--- Data for this exercise Enclosed Below ---

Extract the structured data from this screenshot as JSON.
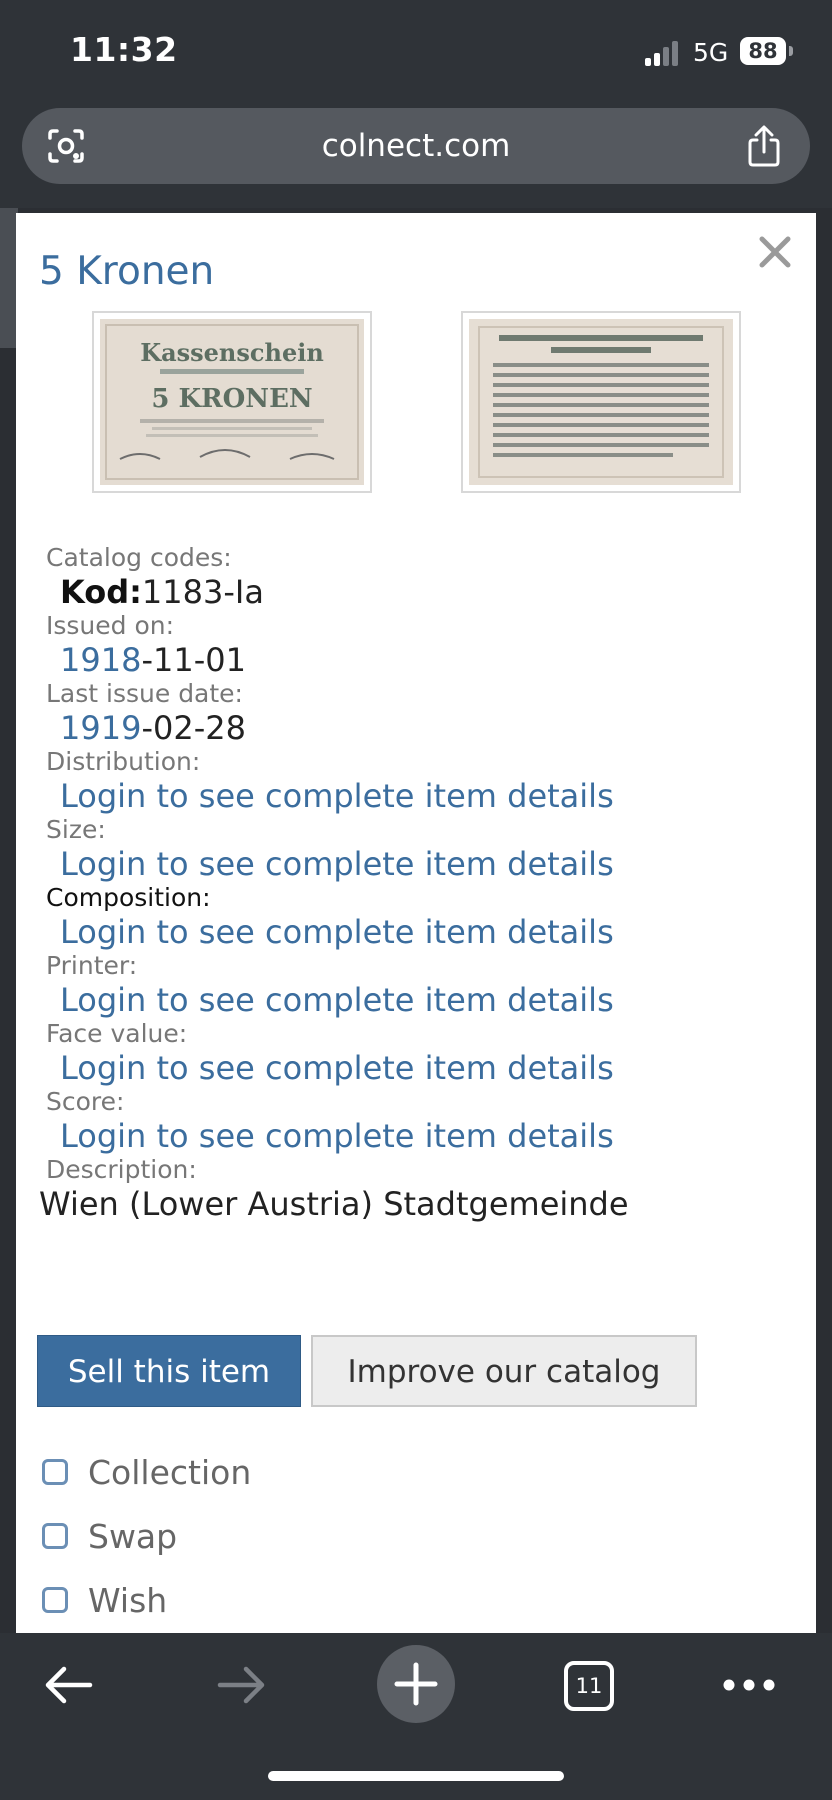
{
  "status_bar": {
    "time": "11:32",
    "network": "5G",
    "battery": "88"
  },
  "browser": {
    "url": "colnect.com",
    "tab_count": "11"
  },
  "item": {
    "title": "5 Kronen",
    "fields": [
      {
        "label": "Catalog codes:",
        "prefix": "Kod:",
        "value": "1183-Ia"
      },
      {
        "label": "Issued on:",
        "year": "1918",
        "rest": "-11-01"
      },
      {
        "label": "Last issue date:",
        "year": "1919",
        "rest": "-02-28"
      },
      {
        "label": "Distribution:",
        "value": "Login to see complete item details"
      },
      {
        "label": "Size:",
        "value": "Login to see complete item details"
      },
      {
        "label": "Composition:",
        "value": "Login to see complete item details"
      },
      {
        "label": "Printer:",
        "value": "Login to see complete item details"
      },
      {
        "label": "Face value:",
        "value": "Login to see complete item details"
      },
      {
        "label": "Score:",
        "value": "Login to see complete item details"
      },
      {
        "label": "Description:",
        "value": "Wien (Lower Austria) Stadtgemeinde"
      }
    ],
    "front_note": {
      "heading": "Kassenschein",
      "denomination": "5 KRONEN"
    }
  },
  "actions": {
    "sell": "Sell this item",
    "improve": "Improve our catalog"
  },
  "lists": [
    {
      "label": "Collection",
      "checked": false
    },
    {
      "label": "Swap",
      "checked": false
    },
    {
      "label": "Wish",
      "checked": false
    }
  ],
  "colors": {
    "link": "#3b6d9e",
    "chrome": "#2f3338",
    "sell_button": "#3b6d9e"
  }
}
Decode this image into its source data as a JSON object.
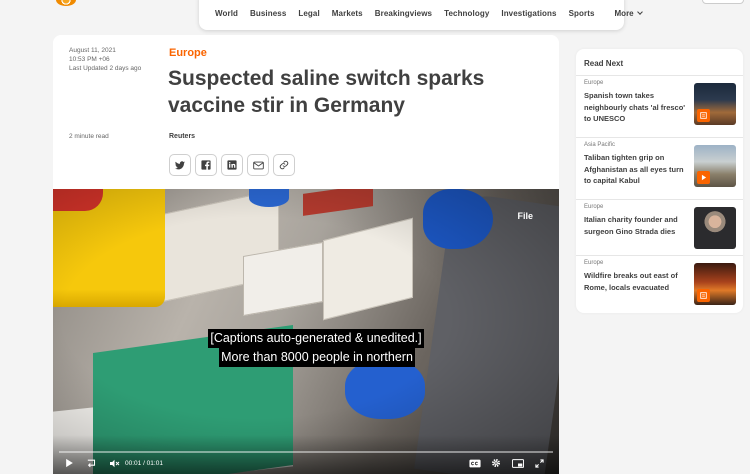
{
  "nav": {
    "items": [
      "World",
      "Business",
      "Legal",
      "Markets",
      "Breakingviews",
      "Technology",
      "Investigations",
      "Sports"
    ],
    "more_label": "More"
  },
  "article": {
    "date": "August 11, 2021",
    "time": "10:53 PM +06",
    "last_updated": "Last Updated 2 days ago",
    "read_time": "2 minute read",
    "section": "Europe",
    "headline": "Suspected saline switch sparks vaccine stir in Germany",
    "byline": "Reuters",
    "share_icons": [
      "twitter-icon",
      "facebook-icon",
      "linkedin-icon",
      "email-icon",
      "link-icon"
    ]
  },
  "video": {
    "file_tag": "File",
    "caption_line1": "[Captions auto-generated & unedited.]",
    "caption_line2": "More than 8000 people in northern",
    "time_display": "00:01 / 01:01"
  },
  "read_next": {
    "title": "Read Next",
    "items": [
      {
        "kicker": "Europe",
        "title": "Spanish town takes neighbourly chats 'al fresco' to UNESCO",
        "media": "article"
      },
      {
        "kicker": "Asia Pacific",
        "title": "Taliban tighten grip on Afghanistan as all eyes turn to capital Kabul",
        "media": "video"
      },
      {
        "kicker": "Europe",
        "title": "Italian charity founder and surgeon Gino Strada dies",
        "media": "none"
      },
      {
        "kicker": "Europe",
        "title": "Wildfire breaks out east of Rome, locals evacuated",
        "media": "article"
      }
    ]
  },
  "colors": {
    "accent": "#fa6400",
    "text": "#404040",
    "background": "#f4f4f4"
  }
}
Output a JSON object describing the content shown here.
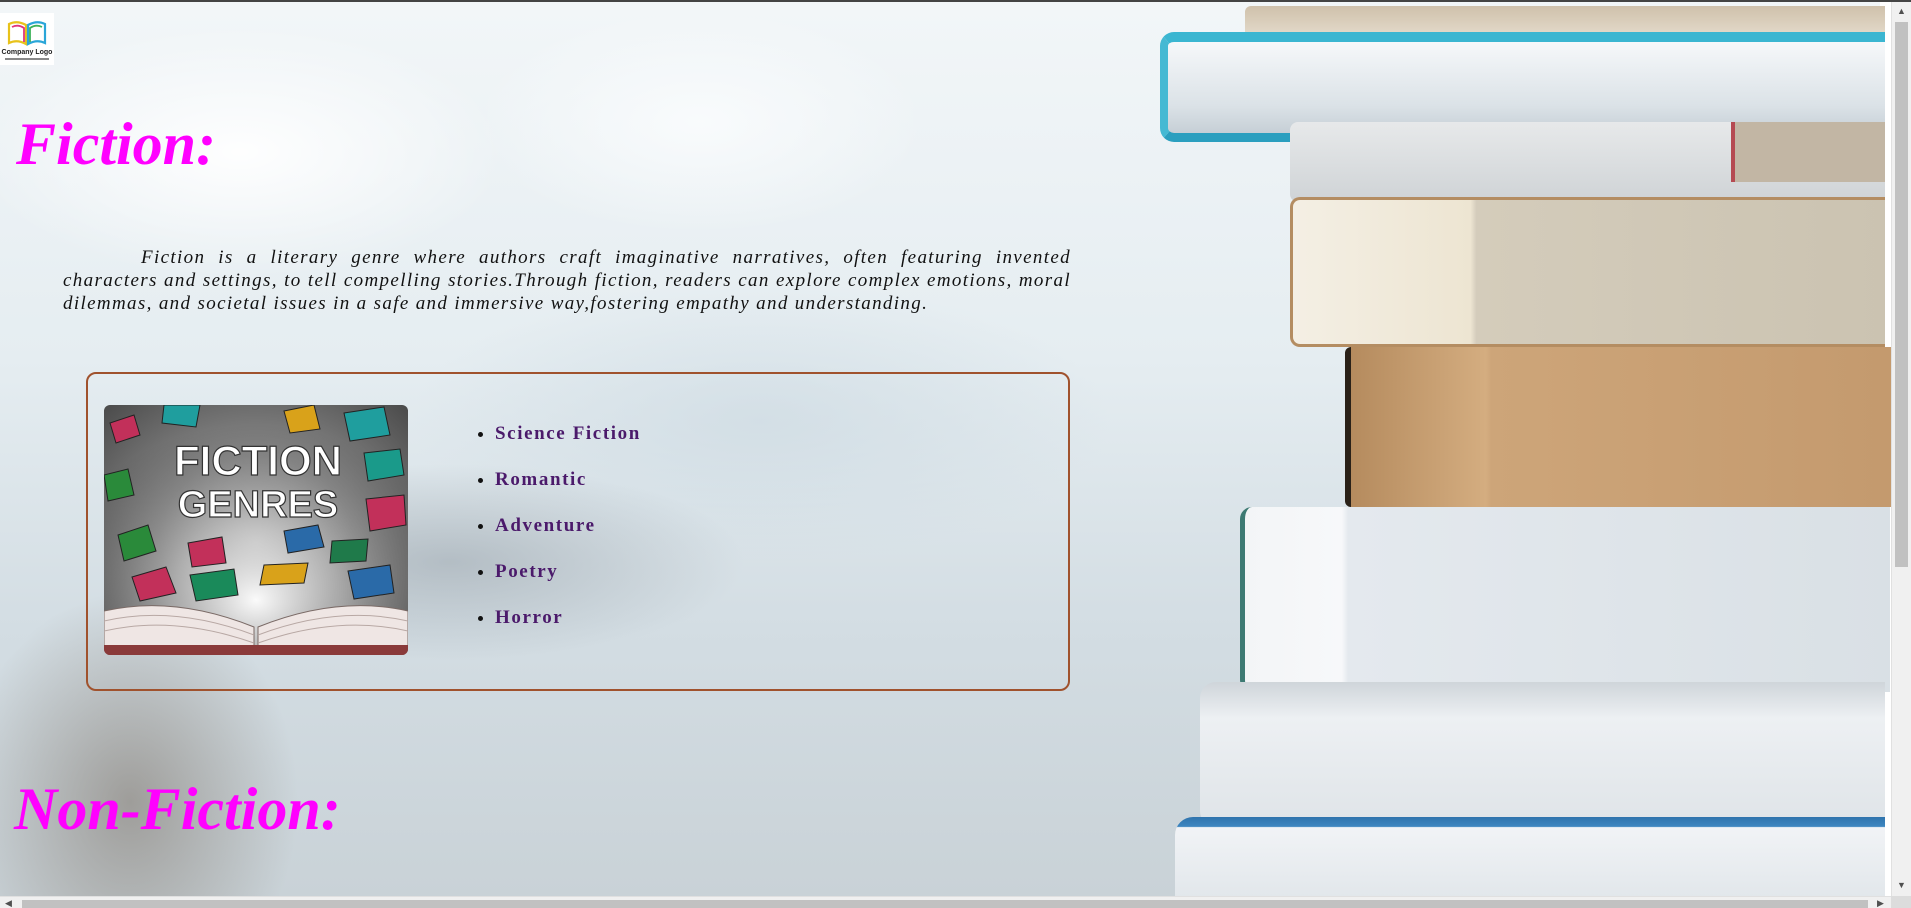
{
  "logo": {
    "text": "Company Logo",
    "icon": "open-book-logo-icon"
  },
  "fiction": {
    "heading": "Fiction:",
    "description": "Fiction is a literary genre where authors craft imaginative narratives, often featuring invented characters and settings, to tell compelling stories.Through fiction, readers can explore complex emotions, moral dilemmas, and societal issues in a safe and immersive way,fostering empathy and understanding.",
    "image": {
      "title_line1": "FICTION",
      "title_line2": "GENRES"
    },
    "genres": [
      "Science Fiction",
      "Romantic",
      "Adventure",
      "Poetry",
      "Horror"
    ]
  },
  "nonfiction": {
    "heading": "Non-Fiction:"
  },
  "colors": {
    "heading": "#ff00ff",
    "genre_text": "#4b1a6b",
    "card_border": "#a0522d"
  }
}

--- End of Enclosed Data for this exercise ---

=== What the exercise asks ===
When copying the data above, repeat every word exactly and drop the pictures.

=== Written reply ===
Extract the structured data from this screenshot as JSON.
{
  "status_bar": {
    "time": "11:32",
    "network": "5G",
    "battery": "88"
  },
  "browser": {
    "url": "colnect.com",
    "tab_count": "11"
  },
  "item": {
    "title": "5 Kronen",
    "fields": [
      {
        "label": "Catalog codes:",
        "prefix": "Kod:",
        "value": "1183-Ia"
      },
      {
        "label": "Issued on:",
        "year": "1918",
        "rest": "-11-01"
      },
      {
        "label": "Last issue date:",
        "year": "1919",
        "rest": "-02-28"
      },
      {
        "label": "Distribution:",
        "value": "Login to see complete item details"
      },
      {
        "label": "Size:",
        "value": "Login to see complete item details"
      },
      {
        "label": "Composition:",
        "value": "Login to see complete item details"
      },
      {
        "label": "Printer:",
        "value": "Login to see complete item details"
      },
      {
        "label": "Face value:",
        "value": "Login to see complete item details"
      },
      {
        "label": "Score:",
        "value": "Login to see complete item details"
      },
      {
        "label": "Description:",
        "value": "Wien (Lower Austria) Stadtgemeinde"
      }
    ],
    "front_note": {
      "heading": "Kassenschein",
      "denomination": "5 KRONEN"
    }
  },
  "actions": {
    "sell": "Sell this item",
    "improve": "Improve our catalog"
  },
  "lists": [
    {
      "label": "Collection",
      "checked": false
    },
    {
      "label": "Swap",
      "checked": false
    },
    {
      "label": "Wish",
      "checked": false
    }
  ],
  "colors": {
    "link": "#3b6d9e",
    "chrome": "#2f3338",
    "sell_button": "#3b6d9e"
  }
}
Decode this image into its source data as a JSON object.
{
  "nav": {
    "items": [
      "World",
      "Business",
      "Legal",
      "Markets",
      "Breakingviews",
      "Technology",
      "Investigations",
      "Sports"
    ],
    "more_label": "More"
  },
  "article": {
    "date": "August 11, 2021",
    "time": "10:53 PM +06",
    "last_updated": "Last Updated 2 days ago",
    "read_time": "2 minute read",
    "section": "Europe",
    "headline": "Suspected saline switch sparks vaccine stir in Germany",
    "byline": "Reuters",
    "share_icons": [
      "twitter-icon",
      "facebook-icon",
      "linkedin-icon",
      "email-icon",
      "link-icon"
    ]
  },
  "video": {
    "file_tag": "File",
    "caption_line1": "[Captions auto-generated & unedited.]",
    "caption_line2": "More than 8000 people in northern",
    "time_display": "00:01 / 01:01"
  },
  "read_next": {
    "title": "Read Next",
    "items": [
      {
        "kicker": "Europe",
        "title": "Spanish town takes neighbourly chats 'al fresco' to UNESCO",
        "media": "article"
      },
      {
        "kicker": "Asia Pacific",
        "title": "Taliban tighten grip on Afghanistan as all eyes turn to capital Kabul",
        "media": "video"
      },
      {
        "kicker": "Europe",
        "title": "Italian charity founder and surgeon Gino Strada dies",
        "media": "none"
      },
      {
        "kicker": "Europe",
        "title": "Wildfire breaks out east of Rome, locals evacuated",
        "media": "article"
      }
    ]
  },
  "colors": {
    "accent": "#fa6400",
    "text": "#404040",
    "background": "#f4f4f4"
  }
}
Output a JSON object describing the content shown here.
{
  "logo": {
    "text": "Company Logo",
    "icon": "open-book-logo-icon"
  },
  "fiction": {
    "heading": "Fiction:",
    "description": "Fiction is a literary genre where authors craft imaginative narratives, often featuring invented characters and settings, to tell compelling stories.Through fiction, readers can explore complex emotions, moral dilemmas, and societal issues in a safe and immersive way,fostering empathy and understanding.",
    "image": {
      "title_line1": "FICTION",
      "title_line2": "GENRES"
    },
    "genres": [
      "Science Fiction",
      "Romantic",
      "Adventure",
      "Poetry",
      "Horror"
    ]
  },
  "nonfiction": {
    "heading": "Non-Fiction:"
  },
  "colors": {
    "heading": "#ff00ff",
    "genre_text": "#4b1a6b",
    "card_border": "#a0522d"
  }
}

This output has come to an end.